Find all the lines in the entries below that hold the word "text" and copy them.
BEGIN Records provided
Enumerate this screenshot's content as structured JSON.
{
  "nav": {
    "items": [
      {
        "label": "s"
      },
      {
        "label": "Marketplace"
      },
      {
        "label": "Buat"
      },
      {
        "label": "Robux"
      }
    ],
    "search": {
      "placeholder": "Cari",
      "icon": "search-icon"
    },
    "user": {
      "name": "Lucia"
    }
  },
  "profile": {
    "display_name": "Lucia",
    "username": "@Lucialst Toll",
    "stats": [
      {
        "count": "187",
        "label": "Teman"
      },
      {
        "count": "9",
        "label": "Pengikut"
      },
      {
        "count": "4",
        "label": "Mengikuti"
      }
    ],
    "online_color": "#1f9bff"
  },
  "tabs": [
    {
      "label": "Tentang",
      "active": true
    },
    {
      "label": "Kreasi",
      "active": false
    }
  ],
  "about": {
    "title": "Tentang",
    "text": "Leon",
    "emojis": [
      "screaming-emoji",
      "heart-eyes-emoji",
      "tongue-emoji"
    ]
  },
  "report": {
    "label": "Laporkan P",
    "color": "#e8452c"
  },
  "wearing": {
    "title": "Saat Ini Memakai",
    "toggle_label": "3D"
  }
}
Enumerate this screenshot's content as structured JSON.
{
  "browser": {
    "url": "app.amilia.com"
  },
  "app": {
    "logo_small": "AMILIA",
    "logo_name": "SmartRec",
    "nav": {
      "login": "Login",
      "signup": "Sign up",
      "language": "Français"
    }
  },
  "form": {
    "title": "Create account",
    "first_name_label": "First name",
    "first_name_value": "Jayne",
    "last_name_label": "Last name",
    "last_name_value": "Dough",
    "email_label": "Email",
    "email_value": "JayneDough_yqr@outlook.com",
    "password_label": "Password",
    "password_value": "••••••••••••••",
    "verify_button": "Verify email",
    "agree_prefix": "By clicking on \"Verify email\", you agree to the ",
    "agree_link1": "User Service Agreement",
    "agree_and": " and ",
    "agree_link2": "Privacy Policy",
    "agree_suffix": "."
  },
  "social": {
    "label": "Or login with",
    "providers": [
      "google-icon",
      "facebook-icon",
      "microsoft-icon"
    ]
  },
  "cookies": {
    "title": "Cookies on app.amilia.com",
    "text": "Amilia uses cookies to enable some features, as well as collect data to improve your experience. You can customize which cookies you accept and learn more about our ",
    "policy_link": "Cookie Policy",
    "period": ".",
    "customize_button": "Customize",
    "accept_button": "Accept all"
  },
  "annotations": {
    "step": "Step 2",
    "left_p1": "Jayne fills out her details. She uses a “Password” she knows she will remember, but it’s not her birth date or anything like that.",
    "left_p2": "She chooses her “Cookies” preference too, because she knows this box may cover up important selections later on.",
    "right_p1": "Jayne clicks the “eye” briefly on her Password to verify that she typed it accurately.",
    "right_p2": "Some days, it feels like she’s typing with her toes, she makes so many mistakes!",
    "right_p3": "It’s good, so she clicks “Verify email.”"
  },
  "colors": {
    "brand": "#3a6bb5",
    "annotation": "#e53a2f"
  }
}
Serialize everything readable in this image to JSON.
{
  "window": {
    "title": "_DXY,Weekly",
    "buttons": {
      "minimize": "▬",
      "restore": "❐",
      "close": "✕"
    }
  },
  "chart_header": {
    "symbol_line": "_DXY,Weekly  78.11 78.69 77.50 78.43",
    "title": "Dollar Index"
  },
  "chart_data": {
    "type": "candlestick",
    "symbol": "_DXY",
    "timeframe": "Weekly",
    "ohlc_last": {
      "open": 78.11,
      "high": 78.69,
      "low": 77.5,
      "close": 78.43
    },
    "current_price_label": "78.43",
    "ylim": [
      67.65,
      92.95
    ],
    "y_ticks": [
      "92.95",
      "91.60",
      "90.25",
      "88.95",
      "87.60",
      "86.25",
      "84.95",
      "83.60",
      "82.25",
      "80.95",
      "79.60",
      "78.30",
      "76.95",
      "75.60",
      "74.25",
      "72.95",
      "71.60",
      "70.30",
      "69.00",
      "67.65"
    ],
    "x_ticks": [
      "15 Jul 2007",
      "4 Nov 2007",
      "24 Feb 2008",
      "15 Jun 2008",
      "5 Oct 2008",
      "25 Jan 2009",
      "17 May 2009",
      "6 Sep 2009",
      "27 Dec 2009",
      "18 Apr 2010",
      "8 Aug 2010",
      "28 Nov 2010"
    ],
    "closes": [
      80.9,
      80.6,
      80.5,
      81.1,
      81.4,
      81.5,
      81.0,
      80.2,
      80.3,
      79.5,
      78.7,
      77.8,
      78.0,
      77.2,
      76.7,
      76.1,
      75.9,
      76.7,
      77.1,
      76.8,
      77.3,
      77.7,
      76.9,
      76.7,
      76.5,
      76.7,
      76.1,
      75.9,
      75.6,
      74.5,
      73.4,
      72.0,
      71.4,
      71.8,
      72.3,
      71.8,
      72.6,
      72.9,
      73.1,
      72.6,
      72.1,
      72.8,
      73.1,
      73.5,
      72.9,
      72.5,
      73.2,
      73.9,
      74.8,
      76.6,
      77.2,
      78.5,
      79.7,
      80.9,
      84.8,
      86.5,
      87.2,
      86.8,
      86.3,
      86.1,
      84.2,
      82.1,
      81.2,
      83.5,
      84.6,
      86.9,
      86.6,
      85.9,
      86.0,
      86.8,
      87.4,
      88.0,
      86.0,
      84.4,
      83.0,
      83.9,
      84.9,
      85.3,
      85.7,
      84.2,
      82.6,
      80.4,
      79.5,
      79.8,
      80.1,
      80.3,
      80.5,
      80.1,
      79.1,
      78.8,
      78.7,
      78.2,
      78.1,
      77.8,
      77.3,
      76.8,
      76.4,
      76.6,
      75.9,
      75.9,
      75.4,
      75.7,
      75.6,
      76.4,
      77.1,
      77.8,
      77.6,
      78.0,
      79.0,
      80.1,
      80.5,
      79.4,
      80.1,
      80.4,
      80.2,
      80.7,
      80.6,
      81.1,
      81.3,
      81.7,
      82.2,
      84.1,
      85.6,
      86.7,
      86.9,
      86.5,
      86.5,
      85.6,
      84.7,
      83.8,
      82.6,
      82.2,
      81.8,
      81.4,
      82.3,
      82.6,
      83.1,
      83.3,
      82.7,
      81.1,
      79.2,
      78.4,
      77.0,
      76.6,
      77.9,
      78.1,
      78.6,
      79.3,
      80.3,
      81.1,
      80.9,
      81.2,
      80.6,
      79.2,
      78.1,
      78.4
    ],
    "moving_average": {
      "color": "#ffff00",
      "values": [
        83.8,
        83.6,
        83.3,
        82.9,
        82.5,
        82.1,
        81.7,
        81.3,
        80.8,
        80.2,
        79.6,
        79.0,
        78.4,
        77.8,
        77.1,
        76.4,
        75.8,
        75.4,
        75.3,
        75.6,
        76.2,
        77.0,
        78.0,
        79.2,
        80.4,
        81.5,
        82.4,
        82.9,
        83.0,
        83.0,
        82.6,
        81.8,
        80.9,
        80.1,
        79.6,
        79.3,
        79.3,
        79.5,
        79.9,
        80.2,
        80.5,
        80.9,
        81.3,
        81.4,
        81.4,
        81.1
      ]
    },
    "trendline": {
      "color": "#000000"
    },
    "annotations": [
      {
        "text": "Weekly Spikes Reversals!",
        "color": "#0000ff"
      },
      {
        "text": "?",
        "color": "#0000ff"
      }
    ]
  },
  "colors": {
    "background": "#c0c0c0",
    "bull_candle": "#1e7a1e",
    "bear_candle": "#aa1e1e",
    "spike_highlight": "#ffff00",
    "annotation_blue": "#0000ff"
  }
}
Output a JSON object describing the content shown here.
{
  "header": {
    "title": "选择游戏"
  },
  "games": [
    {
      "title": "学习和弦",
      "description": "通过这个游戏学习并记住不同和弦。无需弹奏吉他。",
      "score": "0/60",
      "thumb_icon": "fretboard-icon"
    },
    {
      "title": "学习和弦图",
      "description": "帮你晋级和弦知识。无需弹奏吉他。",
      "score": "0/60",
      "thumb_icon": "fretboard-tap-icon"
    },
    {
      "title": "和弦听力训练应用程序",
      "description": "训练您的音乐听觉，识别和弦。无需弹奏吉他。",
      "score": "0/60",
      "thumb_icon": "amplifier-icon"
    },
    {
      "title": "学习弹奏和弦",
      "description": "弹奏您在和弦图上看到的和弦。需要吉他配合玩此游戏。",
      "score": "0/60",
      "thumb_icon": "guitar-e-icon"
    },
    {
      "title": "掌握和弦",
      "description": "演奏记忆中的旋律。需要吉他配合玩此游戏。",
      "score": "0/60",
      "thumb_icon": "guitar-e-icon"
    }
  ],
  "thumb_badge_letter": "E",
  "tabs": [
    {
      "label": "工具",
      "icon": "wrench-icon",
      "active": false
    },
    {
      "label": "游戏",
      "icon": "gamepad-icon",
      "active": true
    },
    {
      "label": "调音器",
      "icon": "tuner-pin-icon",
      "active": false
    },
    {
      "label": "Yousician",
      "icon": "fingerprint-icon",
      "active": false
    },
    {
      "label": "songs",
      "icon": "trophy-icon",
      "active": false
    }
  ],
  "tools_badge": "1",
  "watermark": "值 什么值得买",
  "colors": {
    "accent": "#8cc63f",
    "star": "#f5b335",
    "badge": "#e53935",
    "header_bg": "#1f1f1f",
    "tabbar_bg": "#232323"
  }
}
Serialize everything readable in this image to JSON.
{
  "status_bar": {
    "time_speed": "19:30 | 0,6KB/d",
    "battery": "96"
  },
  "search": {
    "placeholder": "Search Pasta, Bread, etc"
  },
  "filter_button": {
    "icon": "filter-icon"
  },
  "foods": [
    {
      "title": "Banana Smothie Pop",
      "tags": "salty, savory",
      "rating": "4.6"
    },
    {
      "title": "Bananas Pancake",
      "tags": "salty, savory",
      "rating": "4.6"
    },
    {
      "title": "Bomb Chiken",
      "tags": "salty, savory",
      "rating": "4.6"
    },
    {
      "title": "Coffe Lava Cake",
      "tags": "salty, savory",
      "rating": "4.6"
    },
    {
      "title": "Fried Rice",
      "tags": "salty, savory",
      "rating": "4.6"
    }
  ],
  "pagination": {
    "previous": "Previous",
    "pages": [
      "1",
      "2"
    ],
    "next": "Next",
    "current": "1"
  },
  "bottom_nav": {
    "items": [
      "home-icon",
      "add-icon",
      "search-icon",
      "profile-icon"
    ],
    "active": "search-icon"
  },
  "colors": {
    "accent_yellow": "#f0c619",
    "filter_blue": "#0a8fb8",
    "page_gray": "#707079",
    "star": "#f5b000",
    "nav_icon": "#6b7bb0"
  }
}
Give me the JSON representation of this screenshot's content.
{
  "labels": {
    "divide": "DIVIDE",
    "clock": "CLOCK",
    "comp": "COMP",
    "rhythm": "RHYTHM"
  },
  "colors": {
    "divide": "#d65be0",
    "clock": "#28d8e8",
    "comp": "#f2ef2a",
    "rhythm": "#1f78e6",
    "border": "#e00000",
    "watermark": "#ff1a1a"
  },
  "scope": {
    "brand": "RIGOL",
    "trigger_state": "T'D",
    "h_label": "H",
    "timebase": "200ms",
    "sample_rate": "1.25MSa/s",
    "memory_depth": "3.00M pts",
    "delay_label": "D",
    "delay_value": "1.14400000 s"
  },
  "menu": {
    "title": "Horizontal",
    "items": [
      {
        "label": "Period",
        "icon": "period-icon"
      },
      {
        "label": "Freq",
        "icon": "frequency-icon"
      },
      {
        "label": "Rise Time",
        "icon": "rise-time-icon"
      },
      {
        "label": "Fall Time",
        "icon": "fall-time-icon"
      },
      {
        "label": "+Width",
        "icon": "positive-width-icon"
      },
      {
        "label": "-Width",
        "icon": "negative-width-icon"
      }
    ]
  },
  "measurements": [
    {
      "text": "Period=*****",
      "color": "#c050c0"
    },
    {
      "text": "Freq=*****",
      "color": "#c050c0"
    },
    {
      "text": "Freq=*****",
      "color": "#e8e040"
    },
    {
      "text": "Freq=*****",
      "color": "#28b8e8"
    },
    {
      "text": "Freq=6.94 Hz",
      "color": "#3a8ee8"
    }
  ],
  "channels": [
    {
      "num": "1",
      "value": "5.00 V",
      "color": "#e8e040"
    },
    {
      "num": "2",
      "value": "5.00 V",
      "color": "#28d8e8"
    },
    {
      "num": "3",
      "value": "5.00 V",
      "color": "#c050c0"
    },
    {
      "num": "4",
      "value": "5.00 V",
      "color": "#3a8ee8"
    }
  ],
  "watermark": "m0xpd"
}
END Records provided
■ Response area ■
    "text": "Leon",
    "text": "Amilia uses cookies to enable some features, as well as collect data to improve your experience. You can customize which cookies you accept and learn more about our ",
        "text": "Weekly Spikes Reversals!",
        "text": "?",
      "text": "Period=*****",
      "text": "Freq=*****",
      "text": "Freq=*****",
      "text": "Freq=*****",
      "text": "Freq=6.94 Hz",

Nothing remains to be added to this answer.